- _Exercise description_
Scan the records below for the string "Hanwha" and return every line where it appears.
BEGIN Material for this exercise
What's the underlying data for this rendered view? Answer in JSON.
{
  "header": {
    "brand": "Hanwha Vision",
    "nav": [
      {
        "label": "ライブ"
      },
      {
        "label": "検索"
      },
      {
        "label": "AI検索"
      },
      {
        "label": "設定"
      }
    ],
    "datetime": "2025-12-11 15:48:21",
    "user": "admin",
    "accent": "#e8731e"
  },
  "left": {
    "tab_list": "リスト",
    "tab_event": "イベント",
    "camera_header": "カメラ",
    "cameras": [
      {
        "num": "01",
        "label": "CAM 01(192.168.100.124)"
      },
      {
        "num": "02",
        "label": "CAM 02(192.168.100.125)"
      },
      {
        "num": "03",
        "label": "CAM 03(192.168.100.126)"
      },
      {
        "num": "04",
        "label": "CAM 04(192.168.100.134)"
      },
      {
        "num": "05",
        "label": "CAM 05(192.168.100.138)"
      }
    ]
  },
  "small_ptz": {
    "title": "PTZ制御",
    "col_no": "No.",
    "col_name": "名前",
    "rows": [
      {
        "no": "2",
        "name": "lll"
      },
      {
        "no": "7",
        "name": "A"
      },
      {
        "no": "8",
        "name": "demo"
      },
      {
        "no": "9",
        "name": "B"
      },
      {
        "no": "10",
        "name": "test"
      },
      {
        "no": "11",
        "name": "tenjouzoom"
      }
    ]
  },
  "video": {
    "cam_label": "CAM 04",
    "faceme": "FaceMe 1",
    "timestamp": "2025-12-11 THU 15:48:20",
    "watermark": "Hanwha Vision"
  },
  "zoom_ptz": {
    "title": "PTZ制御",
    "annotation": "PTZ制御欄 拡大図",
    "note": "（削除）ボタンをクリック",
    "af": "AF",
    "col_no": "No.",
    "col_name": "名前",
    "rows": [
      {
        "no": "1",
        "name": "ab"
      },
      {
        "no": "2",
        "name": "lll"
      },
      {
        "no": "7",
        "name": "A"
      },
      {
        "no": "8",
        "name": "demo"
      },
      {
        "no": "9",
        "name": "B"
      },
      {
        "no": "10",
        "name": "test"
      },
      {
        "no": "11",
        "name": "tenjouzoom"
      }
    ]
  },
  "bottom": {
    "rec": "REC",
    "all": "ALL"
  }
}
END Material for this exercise
- _Result of this task_
    "brand": "Hanwha Vision",
    "watermark": "Hanwha Vision"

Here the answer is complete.